# Exercise directions
Send back the data below exactly. Drop every picture.

(Beginning of Data to examine)

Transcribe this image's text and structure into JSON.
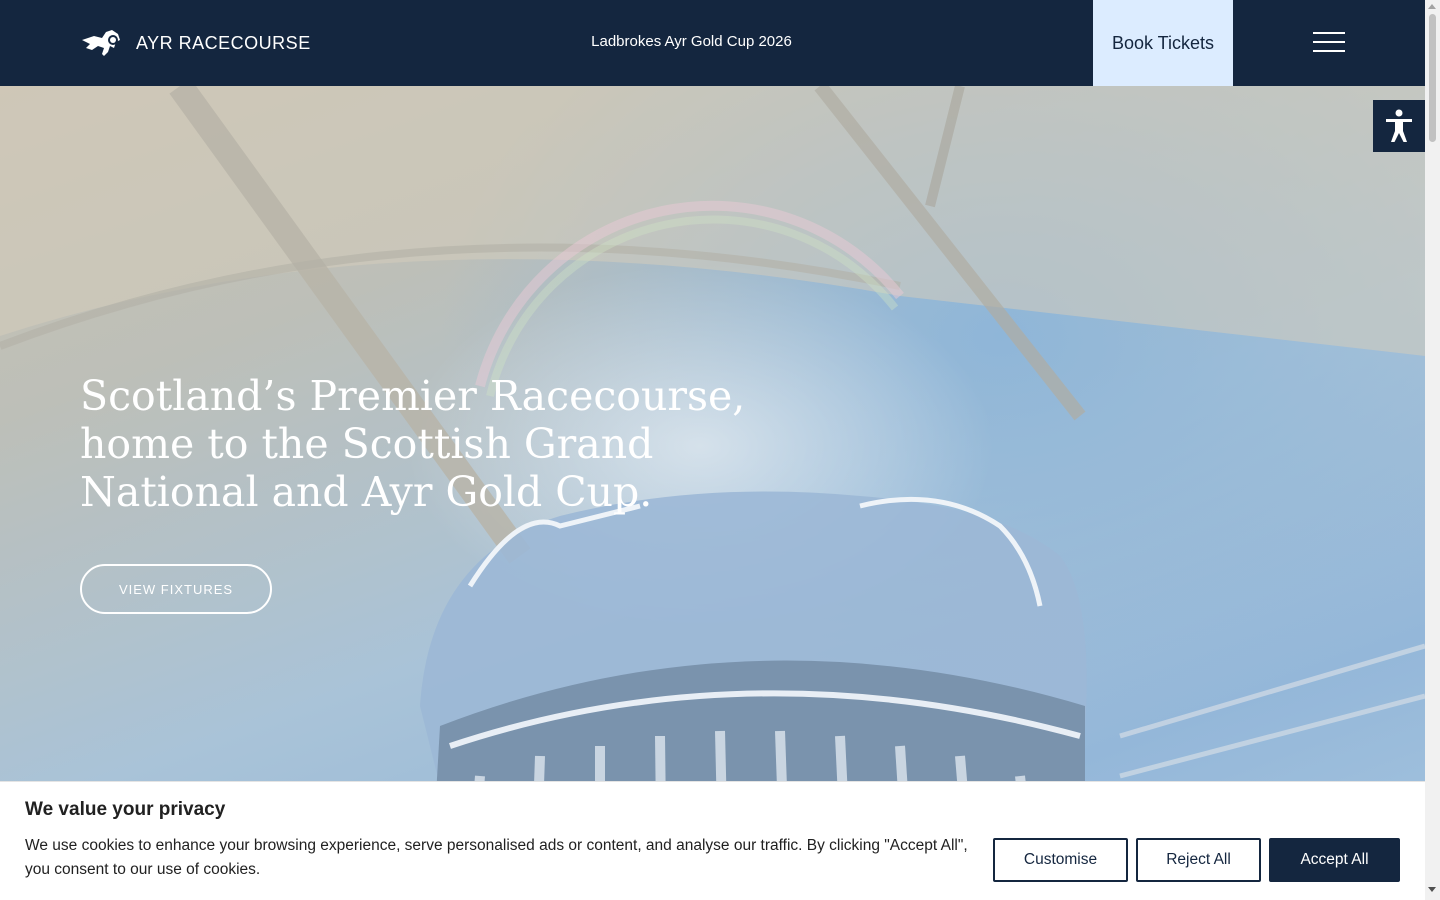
{
  "header": {
    "logo_text": "AYR RACECOURSE",
    "event_link": "Ladbrokes Ayr Gold Cup 2026",
    "book_tickets": "Book Tickets",
    "menu_icon": "hamburger-menu-icon"
  },
  "hero": {
    "title": "Scotland’s Premier Racecourse, home to the Scottish Grand National and Ayr Gold Cup.",
    "cta": "VIEW FIXTURES"
  },
  "accessibility": {
    "icon": "accessibility-icon"
  },
  "cookie_banner": {
    "title": "We value your privacy",
    "text": "We use cookies to enhance your browsing experience, serve personalised ads or content, and analyse our traffic. By clicking \"Accept All\", you consent to our use of cookies.",
    "customise": "Customise",
    "reject_all": "Reject All",
    "accept_all": "Accept All"
  },
  "colors": {
    "navy": "#14263f",
    "book_button_bg": "#dcecff",
    "white": "#ffffff"
  }
}
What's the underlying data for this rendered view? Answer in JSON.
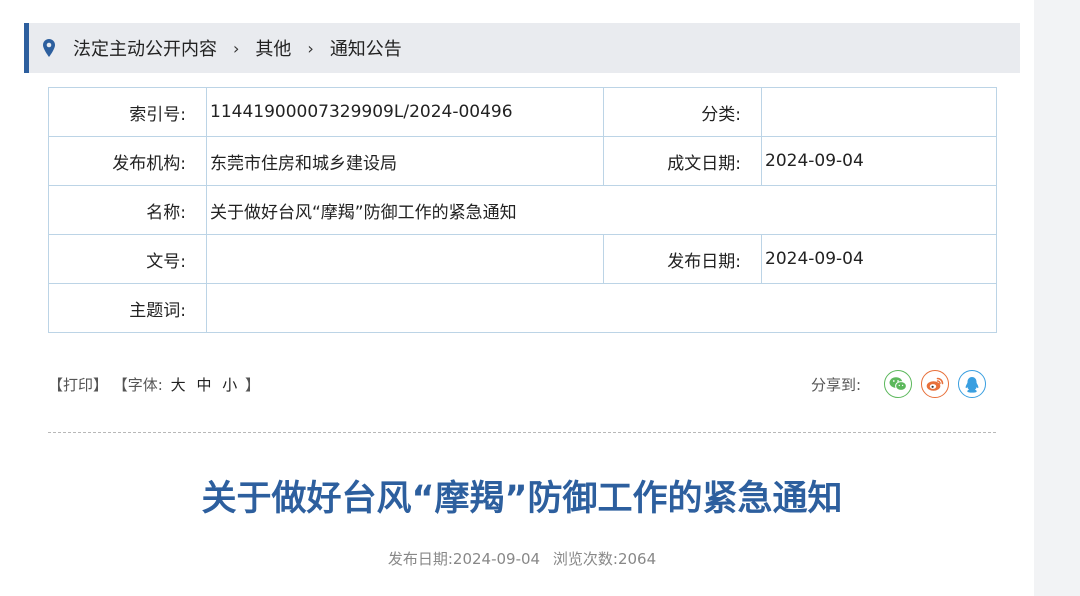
{
  "breadcrumb": {
    "items": [
      "法定主动公开内容",
      "其他",
      "通知公告"
    ],
    "separator": "›"
  },
  "meta": {
    "index_label": "索引号:",
    "index_value": "11441900007329909L/2024-00496",
    "category_label": "分类:",
    "category_value": "",
    "publisher_label": "发布机构:",
    "publisher_value": "东莞市住房和城乡建设局",
    "written_date_label": "成文日期:",
    "written_date_value": "2024-09-04",
    "name_label": "名称:",
    "name_value": "关于做好台风“摩羯”防御工作的紧急通知",
    "doc_no_label": "文号:",
    "doc_no_value": "",
    "publish_date_label": "发布日期:",
    "publish_date_value": "2024-09-04",
    "keywords_label": "主题词:",
    "keywords_value": ""
  },
  "tools": {
    "print_label": "【打印】",
    "font_prefix": "【字体:",
    "font_large": "大",
    "font_medium": "中",
    "font_small": "小",
    "font_suffix": "】",
    "share_label": "分享到:",
    "share_icons": [
      "wechat-icon",
      "weibo-icon",
      "qq-icon"
    ]
  },
  "article": {
    "title": "关于做好台风“摩羯”防御工作的紧急通知",
    "publish_date_label": "发布日期:",
    "publish_date": "2024-09-04",
    "views_label": "浏览次数:",
    "views": "2064"
  },
  "colors": {
    "accent": "#2d5f9e",
    "breadcrumb_bg": "#e9ebef",
    "table_border": "#bcd4e6"
  }
}
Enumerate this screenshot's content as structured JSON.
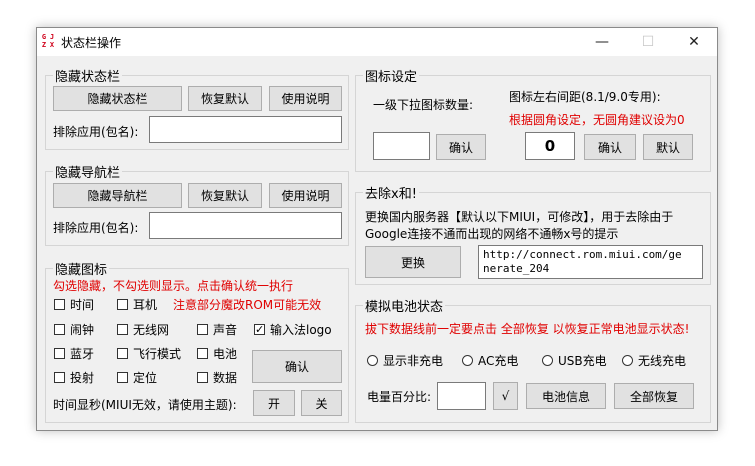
{
  "window": {
    "title": "状态栏操作",
    "icon_letters": [
      "G",
      "J",
      "Z",
      "X"
    ],
    "minimize_icon": "—",
    "maximize_icon": "☐",
    "close_icon": "✕"
  },
  "hide_statusbar": {
    "legend": "隐藏状态栏",
    "hide_button": "隐藏状态栏",
    "restore_button": "恢复默认",
    "help_button": "使用说明",
    "exclude_label": "排除应用(包名):",
    "exclude_value": ""
  },
  "hide_navbar": {
    "legend": "隐藏导航栏",
    "hide_button": "隐藏导航栏",
    "restore_button": "恢复默认",
    "help_button": "使用说明",
    "exclude_label": "排除应用(包名):",
    "exclude_value": ""
  },
  "hide_icons": {
    "legend": "隐藏图标",
    "hint": "勾选隐藏，不勾选则显示。点击确认统一执行",
    "warning": "注意部分魔改ROM可能无效",
    "items": {
      "time": {
        "label": "时间",
        "checked": false
      },
      "headphone": {
        "label": "耳机",
        "checked": false
      },
      "alarm": {
        "label": "闹钟",
        "checked": false
      },
      "wifi": {
        "label": "无线网",
        "checked": false
      },
      "sound": {
        "label": "声音",
        "checked": false
      },
      "ime_logo": {
        "label": "输入法logo",
        "checked": true
      },
      "bluetooth": {
        "label": "蓝牙",
        "checked": false
      },
      "airplane": {
        "label": "飞行模式",
        "checked": false
      },
      "battery": {
        "label": "电池",
        "checked": false
      },
      "cast": {
        "label": "投射",
        "checked": false
      },
      "location": {
        "label": "定位",
        "checked": false
      },
      "data": {
        "label": "数据",
        "checked": false
      }
    },
    "confirm_button": "确认",
    "seconds_label": "时间显秒(MIUI无效，请使用主题):",
    "on_button": "开",
    "off_button": "关"
  },
  "icon_settings": {
    "legend": "图标设定",
    "dropdown_label": "一级下拉图标数量:",
    "dropdown_value": "",
    "dropdown_confirm": "确认",
    "spacing_label": "图标左右间距(8.1/9.0专用):",
    "spacing_hint": "根据圆角设定，无圆角建议设为0",
    "spacing_value": "0",
    "spacing_confirm": "确认",
    "spacing_default": "默认"
  },
  "remove_x": {
    "legend": "去除x和!",
    "description_line1": "更换国内服务器【默认以下MIUI，可修改】，用于去除由于",
    "description_line2": "Google连接不通而出现的网络不通畅x号的提示",
    "replace_button": "更换",
    "url_line1": "http://connect.rom.miui.com/ge",
    "url_line2": "nerate_204"
  },
  "battery_sim": {
    "legend": "模拟电池状态",
    "warning": "拔下数据线前一定要点击 全部恢复 以恢复正常电池显示状态!",
    "radios": {
      "not_charging": "显示非充电",
      "ac": "AC充电",
      "usb": "USB充电",
      "wireless": "无线充电"
    },
    "level_label": "电量百分比:",
    "level_value": "",
    "apply_button": "√",
    "info_button": "电池信息",
    "restore_all_button": "全部恢复"
  }
}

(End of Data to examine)

# Answer to the exercise
Transcribe this image's text and structure into JSON.
{
  "header": {
    "logo_text": "AYR RACECOURSE",
    "event_link": "Ladbrokes Ayr Gold Cup 2026",
    "book_tickets": "Book Tickets",
    "menu_icon": "hamburger-menu-icon"
  },
  "hero": {
    "title": "Scotland’s Premier Racecourse, home to the Scottish Grand National and Ayr Gold Cup.",
    "cta": "VIEW FIXTURES"
  },
  "accessibility": {
    "icon": "accessibility-icon"
  },
  "cookie_banner": {
    "title": "We value your privacy",
    "text": "We use cookies to enhance your browsing experience, serve personalised ads or content, and analyse our traffic. By clicking \"Accept All\", you consent to our use of cookies.",
    "customise": "Customise",
    "reject_all": "Reject All",
    "accept_all": "Accept All"
  },
  "colors": {
    "navy": "#14263f",
    "book_button_bg": "#dcecff",
    "white": "#ffffff"
  }
}
What's the underlying data for this rendered view? Answer in JSON.
{
  "breadcrumb": {
    "items": [
      "法定主动公开内容",
      "其他",
      "通知公告"
    ],
    "separator": "›"
  },
  "meta": {
    "index_label": "索引号:",
    "index_value": "11441900007329909L/2024-00496",
    "category_label": "分类:",
    "category_value": "",
    "publisher_label": "发布机构:",
    "publisher_value": "东莞市住房和城乡建设局",
    "written_date_label": "成文日期:",
    "written_date_value": "2024-09-04",
    "name_label": "名称:",
    "name_value": "关于做好台风“摩羯”防御工作的紧急通知",
    "doc_no_label": "文号:",
    "doc_no_value": "",
    "publish_date_label": "发布日期:",
    "publish_date_value": "2024-09-04",
    "keywords_label": "主题词:",
    "keywords_value": ""
  },
  "tools": {
    "print_label": "【打印】",
    "font_prefix": "【字体:",
    "font_large": "大",
    "font_medium": "中",
    "font_small": "小",
    "font_suffix": "】",
    "share_label": "分享到:",
    "share_icons": [
      "wechat-icon",
      "weibo-icon",
      "qq-icon"
    ]
  },
  "article": {
    "title": "关于做好台风“摩羯”防御工作的紧急通知",
    "publish_date_label": "发布日期:",
    "publish_date": "2024-09-04",
    "views_label": "浏览次数:",
    "views": "2064"
  },
  "colors": {
    "accent": "#2d5f9e",
    "breadcrumb_bg": "#e9ebef",
    "table_border": "#bcd4e6"
  }
}
Enumerate this screenshot's content as structured JSON.
{
  "window": {
    "title": "状态栏操作",
    "icon_letters": [
      "G",
      "J",
      "Z",
      "X"
    ],
    "minimize_icon": "—",
    "maximize_icon": "☐",
    "close_icon": "✕"
  },
  "hide_statusbar": {
    "legend": "隐藏状态栏",
    "hide_button": "隐藏状态栏",
    "restore_button": "恢复默认",
    "help_button": "使用说明",
    "exclude_label": "排除应用(包名):",
    "exclude_value": ""
  },
  "hide_navbar": {
    "legend": "隐藏导航栏",
    "hide_button": "隐藏导航栏",
    "restore_button": "恢复默认",
    "help_button": "使用说明",
    "exclude_label": "排除应用(包名):",
    "exclude_value": ""
  },
  "hide_icons": {
    "legend": "隐藏图标",
    "hint": "勾选隐藏，不勾选则显示。点击确认统一执行",
    "warning": "注意部分魔改ROM可能无效",
    "items": {
      "time": {
        "label": "时间",
        "checked": false
      },
      "headphone": {
        "label": "耳机",
        "checked": false
      },
      "alarm": {
        "label": "闹钟",
        "checked": false
      },
      "wifi": {
        "label": "无线网",
        "checked": false
      },
      "sound": {
        "label": "声音",
        "checked": false
      },
      "ime_logo": {
        "label": "输入法logo",
        "checked": true
      },
      "bluetooth": {
        "label": "蓝牙",
        "checked": false
      },
      "airplane": {
        "label": "飞行模式",
        "checked": false
      },
      "battery": {
        "label": "电池",
        "checked": false
      },
      "cast": {
        "label": "投射",
        "checked": false
      },
      "location": {
        "label": "定位",
        "checked": false
      },
      "data": {
        "label": "数据",
        "checked": false
      }
    },
    "confirm_button": "确认",
    "seconds_label": "时间显秒(MIUI无效，请使用主题):",
    "on_button": "开",
    "off_button": "关"
  },
  "icon_settings": {
    "legend": "图标设定",
    "dropdown_label": "一级下拉图标数量:",
    "dropdown_value": "",
    "dropdown_confirm": "确认",
    "spacing_label": "图标左右间距(8.1/9.0专用):",
    "spacing_hint": "根据圆角设定，无圆角建议设为0",
    "spacing_value": "0",
    "spacing_confirm": "确认",
    "spacing_default": "默认"
  },
  "remove_x": {
    "legend": "去除x和!",
    "description_line1": "更换国内服务器【默认以下MIUI，可修改】，用于去除由于",
    "description_line2": "Google连接不通而出现的网络不通畅x号的提示",
    "replace_button": "更换",
    "url_line1": "http://connect.rom.miui.com/ge",
    "url_line2": "nerate_204"
  },
  "battery_sim": {
    "legend": "模拟电池状态",
    "warning": "拔下数据线前一定要点击 全部恢复 以恢复正常电池显示状态!",
    "radios": {
      "not_charging": "显示非充电",
      "ac": "AC充电",
      "usb": "USB充电",
      "wireless": "无线充电"
    },
    "level_label": "电量百分比:",
    "level_value": "",
    "apply_button": "√",
    "info_button": "电池信息",
    "restore_all_button": "全部恢复"
  }
}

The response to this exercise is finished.